My mother and my father were already married when this photo was taken. It is written year 1905 on the photo. They must have been a newly-wedded pair. In 1905 the baby was already moving in her abdomen, my brother was born in 1905, but one can not notice this on the photo. I don’t think this white dress would have been her wedding dress. I don’t have any photo of my wedding dress. They didn't take any picture. As I was so bored by the wedding, so bored, I could hardly wait its end to get in the car and go home. I wouldn't have stayed there to take photos of me. Now I'm sorry, because I had a very nice wedding for my first marriage. My second wedding was sad, it was very sad.
My father had a thick seal ring, you can see it on the photo. It was an even ring, but two times thicker than a normal one. He had only this seal ring and a wedding ring, daddy didn’t wear any other jewels. He also had a gold watch, but he didn’t really wear that. He was very modern, he visited Vienna, and saw wrist-watches there, so he had a wrist-watch too. He had a wrist-watch, not like this one, though this was wonderful. You can see it on the picture, it has a long watch-chain. I still have the watch-chain my father wears on this photo. My poor father died, then mammy divided it in three: she gave one part to her daughter-in-law, to my father’s wife, she gave one piece to me, and she kept one for herself. Ours got where the others, we had to surrender them. After my brother was taken to Ukraine, my husband was taken to Ukraine, mammy lived alone in Toplica, she didn’t live in Marosvasarhely. But she brought to Marosvasarhely her jewels, and they [the authorities] didn’t know her [so what kind of jewels she owned], and I could hide some of them. Like this one. I found it, because I had put it in a bottle, and I had buried it in my garden, that’s how I found it.
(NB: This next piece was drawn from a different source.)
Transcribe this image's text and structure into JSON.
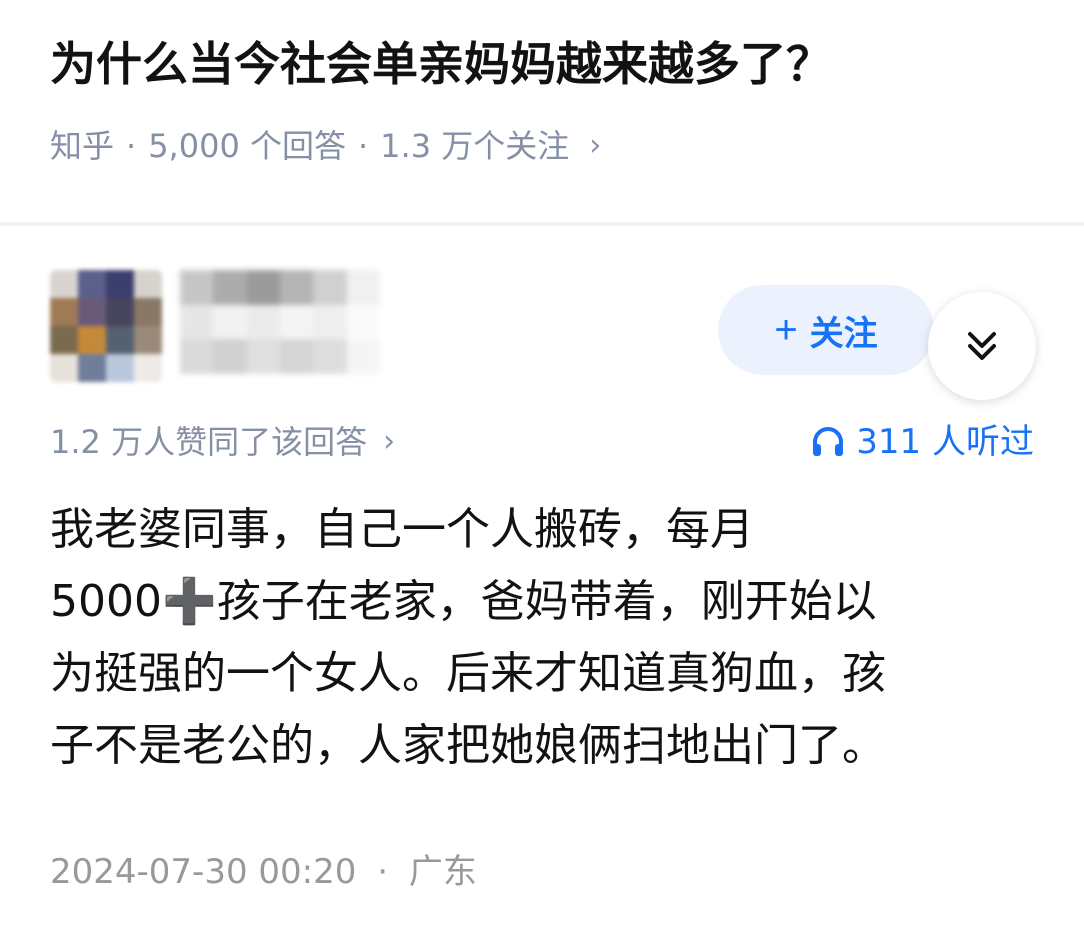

For example mammy didn’t have a wrist-watch, but a long necklace, and a small gold watch on it in a small case. It was chased beautifully on both sides. She put it on when she traveled or on holidays. She didn’t want any wrist-watch or jewels. She didn’t like it. She had some, but didn’t wear them. I had a few jewels, but I sent them all to Israel to those who had supported me during all these years.
My mammy attended the convent for eight years in Gyergyoszentmiklos. She also finished two years of I don't know what, so she qualified as a teacher. Of course she had a Hungarian qualification. She said then 'I'll go to look for a job.' She went home, my grandfather lived a few kilometers from Gyergyovarhegy, on the hillside, in a completely Romanian village. Only an Armenian family lived there, and there was a teacher in that family too, who was commuting to Ditro [today Ditrau], to Gyergyoszarhegy [today Lazarea], and the husband worked in a factory, he was a clerk. My grandfather was desperate that a daughter would go to a foreign place to work, to Marosvasarhely or somewhere else. Back then it was something inconceivable. And my grandpa wouldn't let her go. My mother was crying, and she said: 'Why did you let me learn then?' He answered 'Listen to me! - that's how my mother related it to me - If you learnt well the lesson in Hungarian, and you speak Romanian perfectly, here is a four grades primary school - there was a Romanian school in Gyergyoalfalu [today Joseni] -, pay a visit to the schoolmaster, and ask him if he could employ you.' My mother had no choice, she went there, they employed her, and she was teaching there. There was a schoolmaster, a teacher and a Romanian teacher, so there was room for my mammy too, because there were quite a lot of children. So mammy was teaching in Romanian, but not for long, since dad came and married her. And in older times it wasn't fashionable that a woman who got married went to work. My father didn't let my mother work as a teacher, he used to say: 'What's in your mind? What would people say, that I can't support a wife?'